| ABOUT THIS EXERCISE |
Pick out each line below containing "пренос".
BEGIN PROVIDED DATA
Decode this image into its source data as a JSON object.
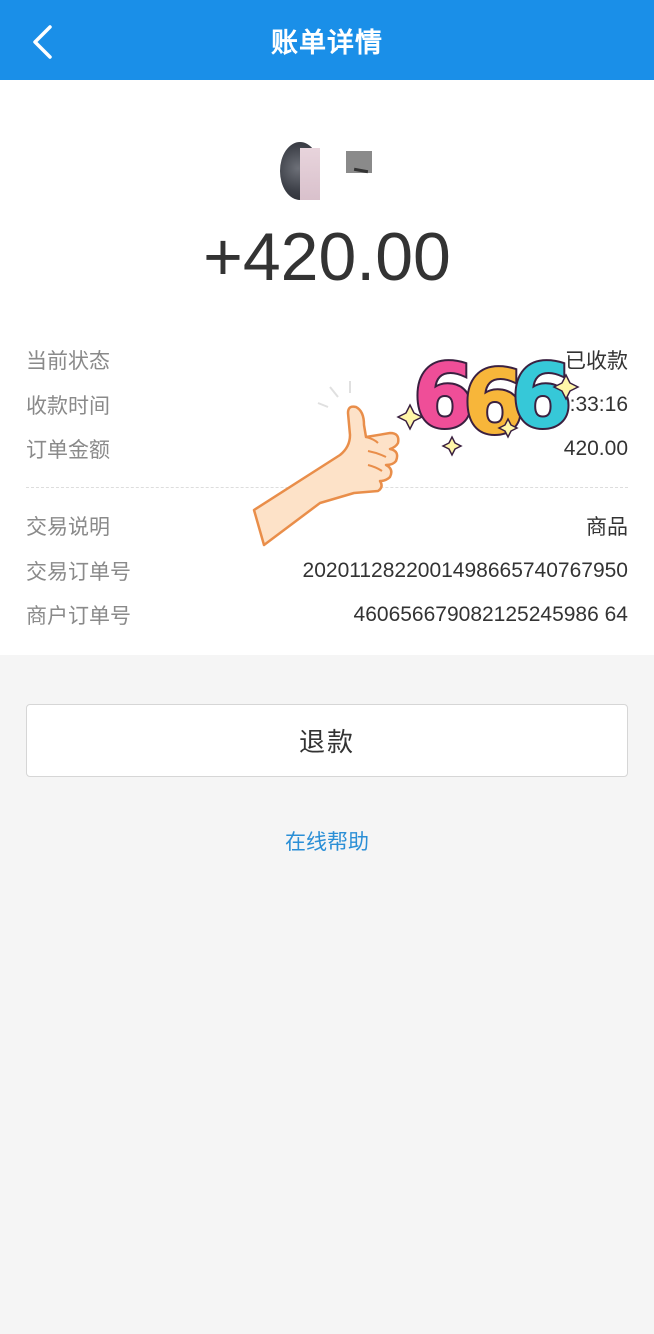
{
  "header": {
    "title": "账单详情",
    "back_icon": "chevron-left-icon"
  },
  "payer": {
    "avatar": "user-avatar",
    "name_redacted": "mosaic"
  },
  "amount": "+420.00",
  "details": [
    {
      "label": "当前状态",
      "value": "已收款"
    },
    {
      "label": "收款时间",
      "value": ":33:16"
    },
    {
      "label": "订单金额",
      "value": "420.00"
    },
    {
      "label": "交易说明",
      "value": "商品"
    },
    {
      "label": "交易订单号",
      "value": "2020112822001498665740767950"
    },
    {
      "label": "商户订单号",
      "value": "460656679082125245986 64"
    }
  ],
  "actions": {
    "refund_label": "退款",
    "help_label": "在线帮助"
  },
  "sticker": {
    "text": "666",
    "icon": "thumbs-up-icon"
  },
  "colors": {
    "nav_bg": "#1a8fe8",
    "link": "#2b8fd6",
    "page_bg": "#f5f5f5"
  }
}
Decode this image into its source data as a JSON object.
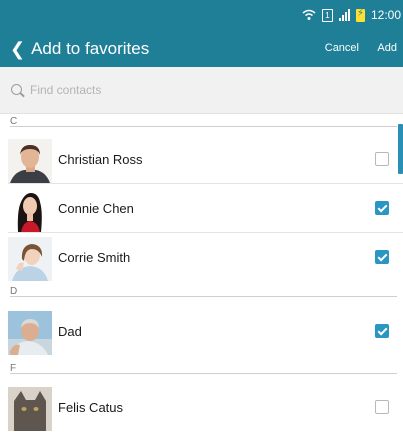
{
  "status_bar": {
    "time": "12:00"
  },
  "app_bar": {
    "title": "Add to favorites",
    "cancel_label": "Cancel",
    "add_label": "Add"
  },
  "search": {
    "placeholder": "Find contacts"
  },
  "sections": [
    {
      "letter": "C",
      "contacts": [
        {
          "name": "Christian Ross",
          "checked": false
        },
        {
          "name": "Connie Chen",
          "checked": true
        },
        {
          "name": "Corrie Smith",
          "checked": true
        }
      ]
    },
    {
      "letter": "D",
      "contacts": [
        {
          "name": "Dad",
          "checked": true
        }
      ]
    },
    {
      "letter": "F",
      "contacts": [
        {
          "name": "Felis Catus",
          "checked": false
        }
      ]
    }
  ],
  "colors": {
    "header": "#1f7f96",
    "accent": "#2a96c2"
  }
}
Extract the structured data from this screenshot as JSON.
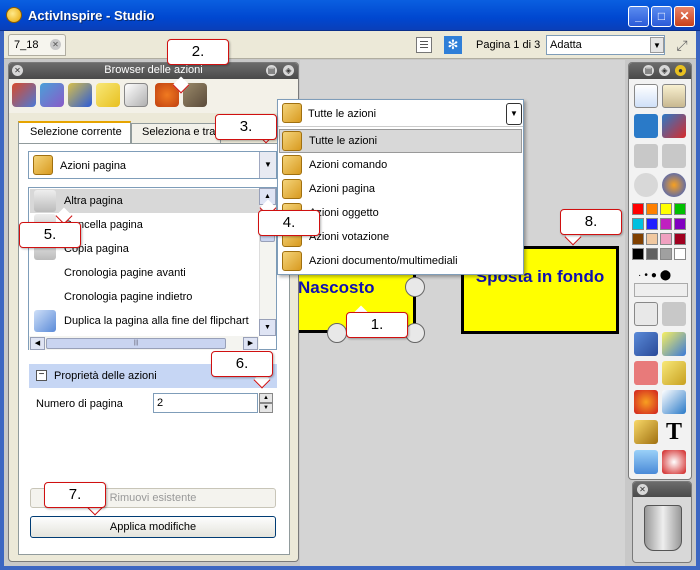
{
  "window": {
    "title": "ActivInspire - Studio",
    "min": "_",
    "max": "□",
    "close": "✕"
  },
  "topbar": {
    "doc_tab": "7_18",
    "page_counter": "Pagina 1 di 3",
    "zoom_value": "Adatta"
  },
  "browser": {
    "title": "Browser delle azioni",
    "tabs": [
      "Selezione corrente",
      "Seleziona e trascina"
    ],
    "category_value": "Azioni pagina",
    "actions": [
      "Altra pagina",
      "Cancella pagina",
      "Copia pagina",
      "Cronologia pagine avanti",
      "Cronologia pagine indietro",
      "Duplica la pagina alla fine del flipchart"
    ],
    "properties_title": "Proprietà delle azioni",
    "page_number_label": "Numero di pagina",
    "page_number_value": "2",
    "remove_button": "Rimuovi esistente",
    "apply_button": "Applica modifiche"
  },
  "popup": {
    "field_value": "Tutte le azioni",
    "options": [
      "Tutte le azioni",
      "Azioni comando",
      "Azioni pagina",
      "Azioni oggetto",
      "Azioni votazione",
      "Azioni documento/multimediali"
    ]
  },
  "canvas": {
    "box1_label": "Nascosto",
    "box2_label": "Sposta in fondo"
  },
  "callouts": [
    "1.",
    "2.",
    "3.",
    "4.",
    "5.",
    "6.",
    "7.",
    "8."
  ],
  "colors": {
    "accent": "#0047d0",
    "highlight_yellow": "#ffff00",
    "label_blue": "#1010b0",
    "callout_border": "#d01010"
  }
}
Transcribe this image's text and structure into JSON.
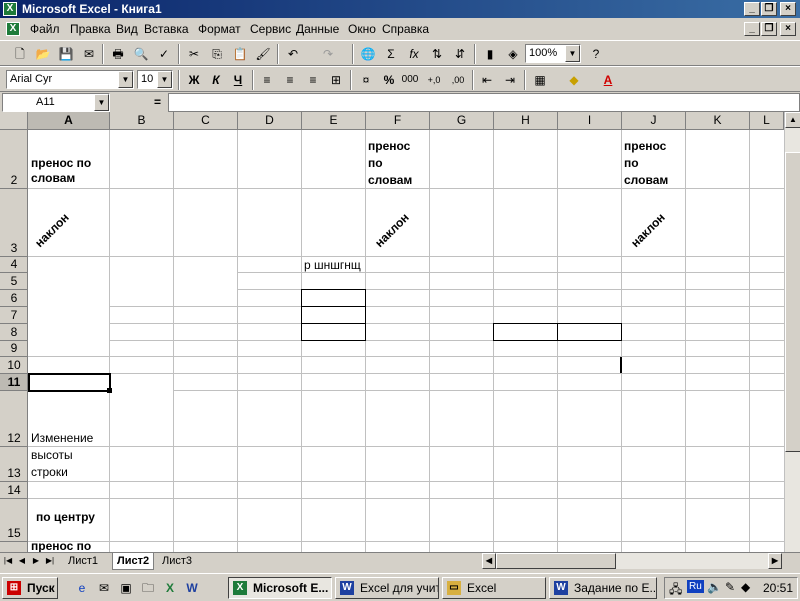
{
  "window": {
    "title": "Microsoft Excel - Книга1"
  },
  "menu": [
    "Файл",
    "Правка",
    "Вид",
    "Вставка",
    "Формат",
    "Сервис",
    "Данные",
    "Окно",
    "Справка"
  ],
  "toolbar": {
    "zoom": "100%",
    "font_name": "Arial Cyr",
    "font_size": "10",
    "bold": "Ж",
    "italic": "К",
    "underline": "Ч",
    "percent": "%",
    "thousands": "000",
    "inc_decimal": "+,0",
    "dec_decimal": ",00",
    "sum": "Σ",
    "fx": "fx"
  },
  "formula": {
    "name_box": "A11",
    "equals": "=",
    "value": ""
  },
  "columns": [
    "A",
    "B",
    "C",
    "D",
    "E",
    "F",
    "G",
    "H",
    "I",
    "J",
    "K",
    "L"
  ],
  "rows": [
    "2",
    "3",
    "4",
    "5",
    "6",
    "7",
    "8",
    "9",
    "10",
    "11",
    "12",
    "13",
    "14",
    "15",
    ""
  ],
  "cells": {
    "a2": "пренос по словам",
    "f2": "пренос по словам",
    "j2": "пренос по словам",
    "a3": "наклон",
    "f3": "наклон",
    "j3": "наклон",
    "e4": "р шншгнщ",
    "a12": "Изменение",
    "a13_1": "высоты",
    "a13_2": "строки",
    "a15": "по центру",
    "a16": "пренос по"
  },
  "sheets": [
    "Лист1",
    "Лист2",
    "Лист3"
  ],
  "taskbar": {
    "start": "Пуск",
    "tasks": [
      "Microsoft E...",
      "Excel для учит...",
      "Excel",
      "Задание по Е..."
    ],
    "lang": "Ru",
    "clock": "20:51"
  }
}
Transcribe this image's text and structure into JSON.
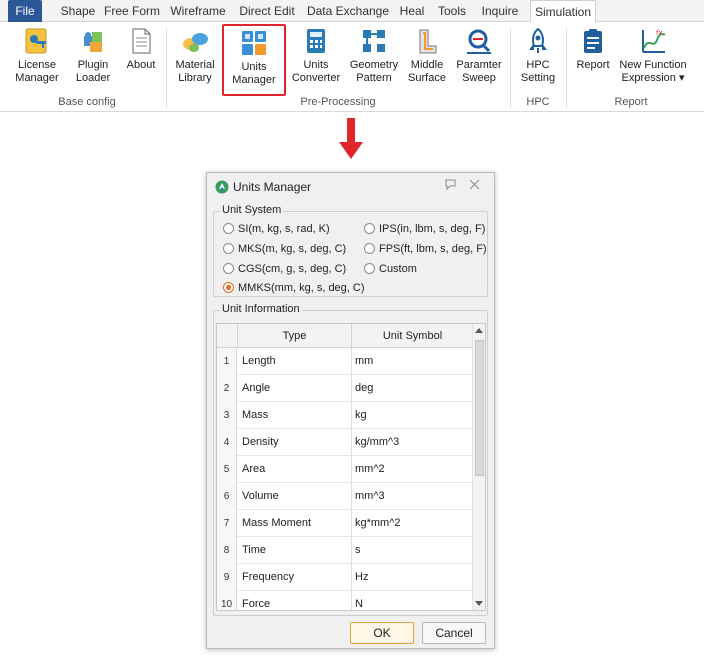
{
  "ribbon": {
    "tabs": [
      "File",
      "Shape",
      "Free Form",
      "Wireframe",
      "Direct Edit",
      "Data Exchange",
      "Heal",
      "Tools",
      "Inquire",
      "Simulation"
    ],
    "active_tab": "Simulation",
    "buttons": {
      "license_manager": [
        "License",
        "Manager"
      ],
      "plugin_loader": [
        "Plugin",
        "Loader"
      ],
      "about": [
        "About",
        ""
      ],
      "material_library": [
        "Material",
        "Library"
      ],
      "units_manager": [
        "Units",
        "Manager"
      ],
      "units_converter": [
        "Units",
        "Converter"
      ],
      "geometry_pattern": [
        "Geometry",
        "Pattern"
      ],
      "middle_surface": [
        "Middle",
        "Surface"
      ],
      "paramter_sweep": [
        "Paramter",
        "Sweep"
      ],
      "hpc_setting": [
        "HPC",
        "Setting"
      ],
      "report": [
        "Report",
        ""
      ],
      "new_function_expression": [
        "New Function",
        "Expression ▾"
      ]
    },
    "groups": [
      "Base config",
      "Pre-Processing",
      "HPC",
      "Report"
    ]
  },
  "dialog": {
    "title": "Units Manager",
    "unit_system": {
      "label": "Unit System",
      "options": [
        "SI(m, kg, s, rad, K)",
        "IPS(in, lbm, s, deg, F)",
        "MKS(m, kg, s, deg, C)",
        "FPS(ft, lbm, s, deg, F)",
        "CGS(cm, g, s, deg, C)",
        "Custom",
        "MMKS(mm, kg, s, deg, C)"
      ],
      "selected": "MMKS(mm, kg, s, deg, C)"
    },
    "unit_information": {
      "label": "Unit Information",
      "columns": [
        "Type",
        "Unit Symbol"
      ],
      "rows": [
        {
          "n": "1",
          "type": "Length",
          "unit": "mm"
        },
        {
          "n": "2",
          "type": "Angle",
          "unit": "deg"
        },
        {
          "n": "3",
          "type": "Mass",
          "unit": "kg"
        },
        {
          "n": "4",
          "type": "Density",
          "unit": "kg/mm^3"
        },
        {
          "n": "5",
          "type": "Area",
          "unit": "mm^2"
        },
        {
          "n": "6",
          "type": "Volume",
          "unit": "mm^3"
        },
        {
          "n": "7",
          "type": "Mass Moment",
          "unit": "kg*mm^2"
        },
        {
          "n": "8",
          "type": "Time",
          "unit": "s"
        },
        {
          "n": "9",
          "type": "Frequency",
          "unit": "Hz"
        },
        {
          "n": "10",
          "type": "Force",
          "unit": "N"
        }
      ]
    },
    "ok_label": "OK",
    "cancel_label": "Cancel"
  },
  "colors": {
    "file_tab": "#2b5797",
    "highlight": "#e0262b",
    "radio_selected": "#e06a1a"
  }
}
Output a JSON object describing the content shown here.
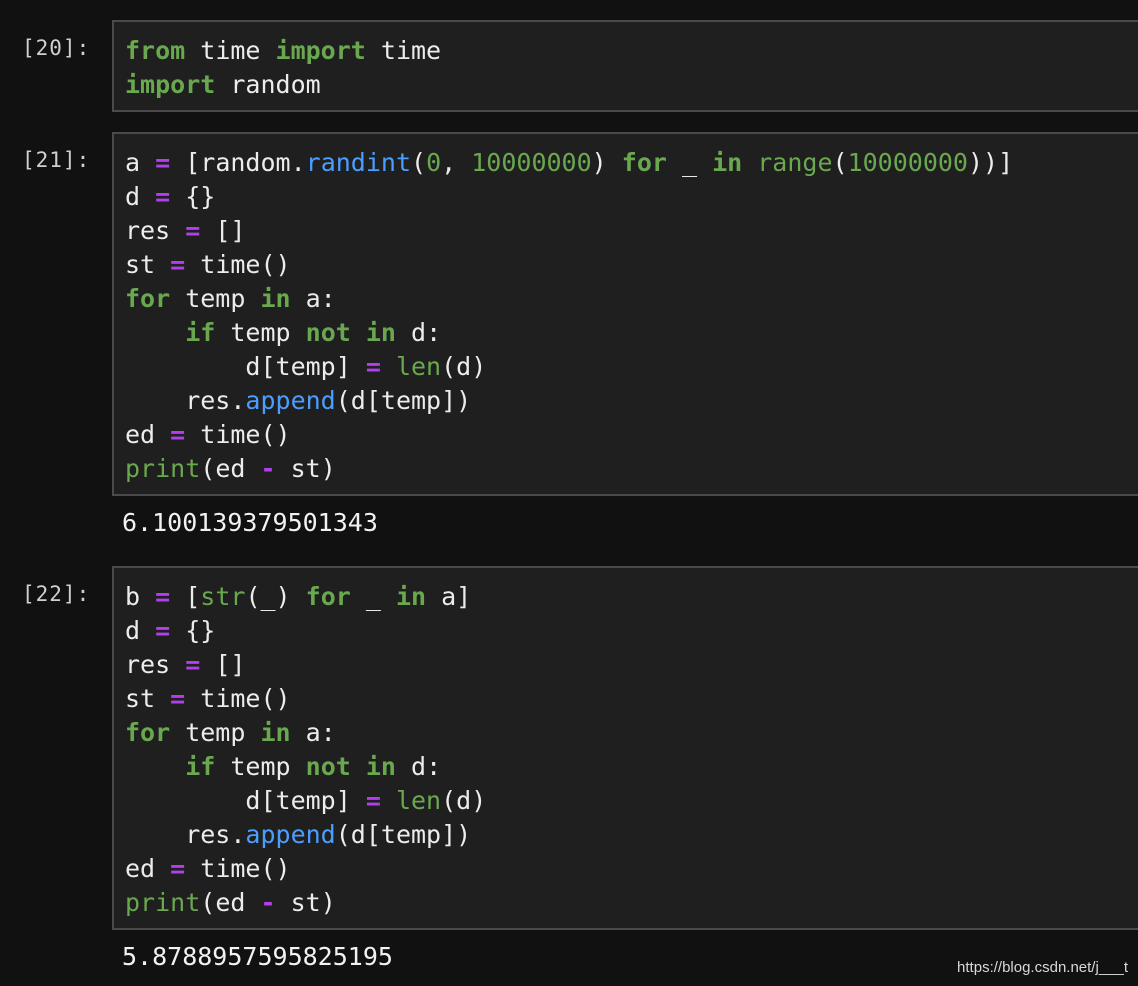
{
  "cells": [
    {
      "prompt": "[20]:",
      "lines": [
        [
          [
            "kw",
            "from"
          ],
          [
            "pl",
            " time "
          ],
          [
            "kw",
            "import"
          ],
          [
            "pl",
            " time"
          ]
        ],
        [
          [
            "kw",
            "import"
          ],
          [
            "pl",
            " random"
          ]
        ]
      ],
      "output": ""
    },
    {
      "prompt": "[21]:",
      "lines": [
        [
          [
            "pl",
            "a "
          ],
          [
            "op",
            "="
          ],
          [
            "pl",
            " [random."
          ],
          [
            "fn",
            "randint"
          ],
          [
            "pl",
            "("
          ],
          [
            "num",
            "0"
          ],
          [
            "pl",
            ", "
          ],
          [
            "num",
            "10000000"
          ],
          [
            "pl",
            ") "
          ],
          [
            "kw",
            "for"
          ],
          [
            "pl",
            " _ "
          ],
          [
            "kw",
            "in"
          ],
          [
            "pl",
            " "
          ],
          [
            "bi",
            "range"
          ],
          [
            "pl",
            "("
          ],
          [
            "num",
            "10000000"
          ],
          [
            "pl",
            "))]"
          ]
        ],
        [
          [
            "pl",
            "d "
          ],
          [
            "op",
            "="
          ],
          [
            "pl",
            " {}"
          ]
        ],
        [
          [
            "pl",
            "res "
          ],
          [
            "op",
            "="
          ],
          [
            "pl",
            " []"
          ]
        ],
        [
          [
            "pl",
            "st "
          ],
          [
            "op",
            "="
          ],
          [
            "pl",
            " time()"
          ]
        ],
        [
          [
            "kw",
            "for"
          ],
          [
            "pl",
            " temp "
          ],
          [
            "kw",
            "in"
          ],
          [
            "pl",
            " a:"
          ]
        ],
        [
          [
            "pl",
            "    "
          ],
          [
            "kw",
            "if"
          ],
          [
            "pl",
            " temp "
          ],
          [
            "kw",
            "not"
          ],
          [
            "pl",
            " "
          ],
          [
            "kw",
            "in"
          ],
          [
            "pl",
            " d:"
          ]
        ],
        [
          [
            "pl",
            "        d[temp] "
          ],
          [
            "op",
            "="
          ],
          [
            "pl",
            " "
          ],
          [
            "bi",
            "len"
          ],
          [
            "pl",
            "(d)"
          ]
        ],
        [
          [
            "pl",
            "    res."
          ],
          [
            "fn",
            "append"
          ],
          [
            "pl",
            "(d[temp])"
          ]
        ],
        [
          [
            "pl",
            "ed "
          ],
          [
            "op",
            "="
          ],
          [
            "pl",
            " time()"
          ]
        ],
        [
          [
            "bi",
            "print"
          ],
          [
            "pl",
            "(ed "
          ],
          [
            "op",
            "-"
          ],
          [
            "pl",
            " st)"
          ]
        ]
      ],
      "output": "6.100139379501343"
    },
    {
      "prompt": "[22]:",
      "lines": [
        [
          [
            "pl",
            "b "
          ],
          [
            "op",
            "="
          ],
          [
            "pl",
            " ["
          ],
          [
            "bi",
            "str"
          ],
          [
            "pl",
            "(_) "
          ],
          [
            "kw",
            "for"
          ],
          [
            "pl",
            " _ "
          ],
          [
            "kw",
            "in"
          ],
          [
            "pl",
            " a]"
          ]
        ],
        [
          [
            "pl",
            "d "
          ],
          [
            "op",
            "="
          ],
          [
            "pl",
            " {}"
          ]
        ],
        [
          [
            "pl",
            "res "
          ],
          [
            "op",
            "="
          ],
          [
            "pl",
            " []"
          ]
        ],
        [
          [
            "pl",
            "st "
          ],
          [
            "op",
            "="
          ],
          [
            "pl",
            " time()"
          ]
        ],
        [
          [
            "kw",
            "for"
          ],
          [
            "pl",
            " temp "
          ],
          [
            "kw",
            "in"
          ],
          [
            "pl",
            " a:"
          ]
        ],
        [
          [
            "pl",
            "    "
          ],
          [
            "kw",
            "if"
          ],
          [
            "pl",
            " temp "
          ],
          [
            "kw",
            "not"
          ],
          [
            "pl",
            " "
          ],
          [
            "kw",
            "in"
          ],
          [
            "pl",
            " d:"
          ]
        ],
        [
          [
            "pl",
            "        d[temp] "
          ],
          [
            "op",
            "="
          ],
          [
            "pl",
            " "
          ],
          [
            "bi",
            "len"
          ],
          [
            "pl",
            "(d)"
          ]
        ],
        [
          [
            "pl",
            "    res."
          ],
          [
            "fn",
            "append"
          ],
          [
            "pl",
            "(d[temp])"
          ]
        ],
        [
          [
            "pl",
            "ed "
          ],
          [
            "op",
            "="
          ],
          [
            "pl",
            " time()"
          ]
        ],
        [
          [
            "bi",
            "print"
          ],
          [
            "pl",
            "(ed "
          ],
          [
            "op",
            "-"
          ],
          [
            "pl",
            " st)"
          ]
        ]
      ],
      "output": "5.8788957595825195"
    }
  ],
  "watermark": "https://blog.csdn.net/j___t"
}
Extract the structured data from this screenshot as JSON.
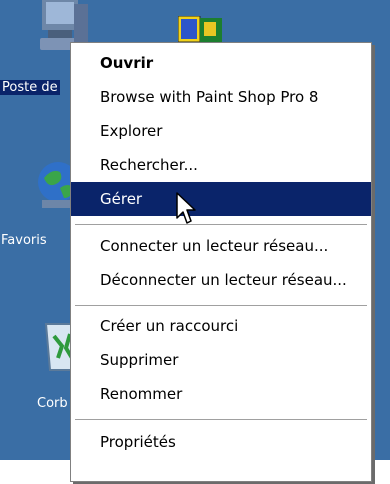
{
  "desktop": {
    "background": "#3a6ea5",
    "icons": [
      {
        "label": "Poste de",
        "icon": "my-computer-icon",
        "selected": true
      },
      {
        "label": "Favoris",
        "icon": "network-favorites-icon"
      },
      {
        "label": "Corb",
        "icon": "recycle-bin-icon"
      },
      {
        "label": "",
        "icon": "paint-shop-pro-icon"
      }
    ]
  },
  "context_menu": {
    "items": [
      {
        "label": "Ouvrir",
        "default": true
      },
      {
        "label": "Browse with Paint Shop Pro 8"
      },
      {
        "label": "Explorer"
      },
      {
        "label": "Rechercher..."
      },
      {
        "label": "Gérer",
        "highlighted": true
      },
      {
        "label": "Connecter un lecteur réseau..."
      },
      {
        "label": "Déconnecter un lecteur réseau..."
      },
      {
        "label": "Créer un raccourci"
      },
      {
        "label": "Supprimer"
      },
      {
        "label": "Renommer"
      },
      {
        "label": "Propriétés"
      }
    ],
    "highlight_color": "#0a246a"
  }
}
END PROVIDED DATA
| ANSWER TO THE PROBLEM |
    "a2": "пренос по словам",
    "f2": "пренос по словам",
    "j2": "пренос по словам",
    "a16": "пренос по"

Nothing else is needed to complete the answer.